### What this task involves:
In the entries below, find the string "value" and return each line holding it.

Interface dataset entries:
────────────────────────────────────────

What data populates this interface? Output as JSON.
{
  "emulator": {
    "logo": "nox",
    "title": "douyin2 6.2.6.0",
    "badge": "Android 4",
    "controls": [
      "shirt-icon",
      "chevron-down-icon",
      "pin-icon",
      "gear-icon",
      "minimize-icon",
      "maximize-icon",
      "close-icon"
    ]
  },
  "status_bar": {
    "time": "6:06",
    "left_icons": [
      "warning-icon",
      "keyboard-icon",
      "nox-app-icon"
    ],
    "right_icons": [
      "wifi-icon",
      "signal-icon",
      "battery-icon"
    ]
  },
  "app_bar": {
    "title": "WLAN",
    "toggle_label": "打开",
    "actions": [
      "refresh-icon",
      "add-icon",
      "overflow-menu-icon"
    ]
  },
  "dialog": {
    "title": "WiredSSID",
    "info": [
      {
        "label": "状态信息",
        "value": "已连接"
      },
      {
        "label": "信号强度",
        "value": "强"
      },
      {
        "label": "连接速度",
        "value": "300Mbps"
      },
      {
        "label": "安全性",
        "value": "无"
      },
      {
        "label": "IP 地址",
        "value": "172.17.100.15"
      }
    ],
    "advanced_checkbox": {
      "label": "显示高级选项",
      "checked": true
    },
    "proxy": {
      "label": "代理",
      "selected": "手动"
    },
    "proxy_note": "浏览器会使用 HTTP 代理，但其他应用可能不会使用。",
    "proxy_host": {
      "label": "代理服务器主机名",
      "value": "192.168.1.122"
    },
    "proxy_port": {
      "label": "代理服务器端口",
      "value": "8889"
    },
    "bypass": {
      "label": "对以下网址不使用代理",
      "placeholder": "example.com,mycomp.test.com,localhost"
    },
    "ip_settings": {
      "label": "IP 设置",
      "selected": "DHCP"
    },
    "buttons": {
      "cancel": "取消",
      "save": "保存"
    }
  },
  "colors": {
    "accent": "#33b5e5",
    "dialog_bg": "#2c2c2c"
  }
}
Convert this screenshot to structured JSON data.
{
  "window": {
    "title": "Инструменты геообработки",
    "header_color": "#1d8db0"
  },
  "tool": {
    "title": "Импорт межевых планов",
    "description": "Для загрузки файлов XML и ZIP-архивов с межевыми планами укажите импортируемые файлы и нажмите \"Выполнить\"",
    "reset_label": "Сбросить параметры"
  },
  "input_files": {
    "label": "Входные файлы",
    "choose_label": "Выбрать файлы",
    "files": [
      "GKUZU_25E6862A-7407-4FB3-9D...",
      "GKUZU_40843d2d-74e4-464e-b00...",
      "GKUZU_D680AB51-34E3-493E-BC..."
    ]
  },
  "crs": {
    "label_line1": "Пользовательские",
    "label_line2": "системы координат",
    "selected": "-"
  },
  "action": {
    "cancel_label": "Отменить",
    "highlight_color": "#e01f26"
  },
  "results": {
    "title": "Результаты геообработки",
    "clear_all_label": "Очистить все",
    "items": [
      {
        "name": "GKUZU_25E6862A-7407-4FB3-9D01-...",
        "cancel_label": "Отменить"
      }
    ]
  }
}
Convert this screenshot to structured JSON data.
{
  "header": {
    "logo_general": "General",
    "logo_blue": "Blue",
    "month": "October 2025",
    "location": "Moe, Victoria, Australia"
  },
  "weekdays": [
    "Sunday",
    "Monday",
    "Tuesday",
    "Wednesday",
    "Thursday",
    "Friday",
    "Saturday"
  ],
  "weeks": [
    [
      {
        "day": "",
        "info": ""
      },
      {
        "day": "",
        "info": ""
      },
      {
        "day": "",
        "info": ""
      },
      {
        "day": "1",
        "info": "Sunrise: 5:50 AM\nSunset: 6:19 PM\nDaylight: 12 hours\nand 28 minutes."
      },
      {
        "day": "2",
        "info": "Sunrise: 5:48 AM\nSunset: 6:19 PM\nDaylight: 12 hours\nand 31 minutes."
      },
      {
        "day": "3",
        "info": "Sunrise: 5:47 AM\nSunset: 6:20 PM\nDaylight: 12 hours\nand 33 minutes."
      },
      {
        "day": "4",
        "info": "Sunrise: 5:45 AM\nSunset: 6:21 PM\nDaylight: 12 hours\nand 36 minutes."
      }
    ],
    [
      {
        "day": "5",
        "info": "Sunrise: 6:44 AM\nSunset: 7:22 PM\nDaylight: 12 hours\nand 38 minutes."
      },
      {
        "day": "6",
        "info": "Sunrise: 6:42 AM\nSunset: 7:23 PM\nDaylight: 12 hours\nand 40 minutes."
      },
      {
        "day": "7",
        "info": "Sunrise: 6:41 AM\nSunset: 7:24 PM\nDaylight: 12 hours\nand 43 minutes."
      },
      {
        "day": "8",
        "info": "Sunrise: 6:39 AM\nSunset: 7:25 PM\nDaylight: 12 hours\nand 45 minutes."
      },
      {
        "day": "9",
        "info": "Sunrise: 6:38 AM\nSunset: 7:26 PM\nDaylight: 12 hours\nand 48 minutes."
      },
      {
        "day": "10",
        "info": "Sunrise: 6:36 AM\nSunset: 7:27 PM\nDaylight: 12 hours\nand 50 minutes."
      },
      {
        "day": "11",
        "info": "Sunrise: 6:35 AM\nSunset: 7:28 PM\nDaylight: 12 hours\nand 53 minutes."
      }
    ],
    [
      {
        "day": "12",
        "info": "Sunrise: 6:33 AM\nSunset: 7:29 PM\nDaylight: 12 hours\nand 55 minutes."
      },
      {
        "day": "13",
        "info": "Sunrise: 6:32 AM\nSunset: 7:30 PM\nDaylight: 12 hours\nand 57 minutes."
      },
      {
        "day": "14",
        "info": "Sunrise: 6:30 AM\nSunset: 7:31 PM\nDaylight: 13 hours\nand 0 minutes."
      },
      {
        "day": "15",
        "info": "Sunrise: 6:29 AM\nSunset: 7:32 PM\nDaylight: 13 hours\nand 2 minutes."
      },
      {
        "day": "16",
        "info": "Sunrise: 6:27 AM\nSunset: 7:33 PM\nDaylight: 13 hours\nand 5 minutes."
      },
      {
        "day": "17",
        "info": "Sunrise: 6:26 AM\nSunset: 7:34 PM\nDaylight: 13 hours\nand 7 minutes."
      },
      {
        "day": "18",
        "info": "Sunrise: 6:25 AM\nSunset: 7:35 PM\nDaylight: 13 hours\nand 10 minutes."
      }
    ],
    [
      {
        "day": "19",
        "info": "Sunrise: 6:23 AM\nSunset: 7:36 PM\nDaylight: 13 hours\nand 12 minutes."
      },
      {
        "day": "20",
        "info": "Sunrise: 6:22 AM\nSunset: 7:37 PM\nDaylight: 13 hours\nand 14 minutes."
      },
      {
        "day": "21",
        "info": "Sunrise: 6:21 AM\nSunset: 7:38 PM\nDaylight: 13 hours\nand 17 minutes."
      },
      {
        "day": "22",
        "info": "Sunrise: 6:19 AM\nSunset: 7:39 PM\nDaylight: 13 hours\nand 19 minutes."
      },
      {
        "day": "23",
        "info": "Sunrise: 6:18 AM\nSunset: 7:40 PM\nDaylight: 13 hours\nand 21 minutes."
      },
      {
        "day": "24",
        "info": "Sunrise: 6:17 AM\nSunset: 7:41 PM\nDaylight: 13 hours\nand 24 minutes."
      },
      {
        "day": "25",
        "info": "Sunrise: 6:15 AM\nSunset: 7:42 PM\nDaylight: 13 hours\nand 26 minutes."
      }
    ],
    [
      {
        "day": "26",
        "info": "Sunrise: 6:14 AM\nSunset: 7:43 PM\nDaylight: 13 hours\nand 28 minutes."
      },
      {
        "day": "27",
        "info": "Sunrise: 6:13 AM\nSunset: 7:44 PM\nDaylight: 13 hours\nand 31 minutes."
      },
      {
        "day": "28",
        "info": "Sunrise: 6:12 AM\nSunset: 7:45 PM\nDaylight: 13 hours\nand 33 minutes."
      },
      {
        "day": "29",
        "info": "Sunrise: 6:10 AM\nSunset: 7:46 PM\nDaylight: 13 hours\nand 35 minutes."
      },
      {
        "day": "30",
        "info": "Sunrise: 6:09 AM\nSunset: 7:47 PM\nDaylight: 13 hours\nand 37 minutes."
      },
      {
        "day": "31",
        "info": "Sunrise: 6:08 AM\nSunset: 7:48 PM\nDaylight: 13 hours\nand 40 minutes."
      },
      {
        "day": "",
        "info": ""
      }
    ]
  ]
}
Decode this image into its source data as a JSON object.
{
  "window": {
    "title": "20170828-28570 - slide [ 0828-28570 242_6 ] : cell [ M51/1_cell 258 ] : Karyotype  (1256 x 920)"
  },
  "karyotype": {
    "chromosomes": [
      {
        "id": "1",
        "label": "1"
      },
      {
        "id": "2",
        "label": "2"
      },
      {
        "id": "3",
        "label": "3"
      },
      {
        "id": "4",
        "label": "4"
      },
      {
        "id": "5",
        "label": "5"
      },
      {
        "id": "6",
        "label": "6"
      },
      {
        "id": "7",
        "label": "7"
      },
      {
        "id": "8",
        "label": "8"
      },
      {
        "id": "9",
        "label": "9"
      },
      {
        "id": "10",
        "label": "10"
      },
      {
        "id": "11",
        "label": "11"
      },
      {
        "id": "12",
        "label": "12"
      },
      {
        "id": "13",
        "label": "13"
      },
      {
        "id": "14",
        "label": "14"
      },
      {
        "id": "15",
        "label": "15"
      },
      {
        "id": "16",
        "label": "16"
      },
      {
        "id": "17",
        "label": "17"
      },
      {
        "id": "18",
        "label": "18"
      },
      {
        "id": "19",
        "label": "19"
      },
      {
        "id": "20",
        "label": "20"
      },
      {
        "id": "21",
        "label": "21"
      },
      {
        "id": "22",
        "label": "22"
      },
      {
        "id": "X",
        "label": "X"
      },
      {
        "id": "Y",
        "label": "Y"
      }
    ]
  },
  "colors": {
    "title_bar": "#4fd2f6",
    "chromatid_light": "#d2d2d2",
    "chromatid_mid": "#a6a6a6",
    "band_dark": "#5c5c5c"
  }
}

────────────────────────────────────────

### Answer:
        "value": "已连接"
        "value": "强"
        "value": "300Mbps"
        "value": "无"
        "value": "172.17.100.15"
      "value": "192.168.1.122"
      "value": "8889"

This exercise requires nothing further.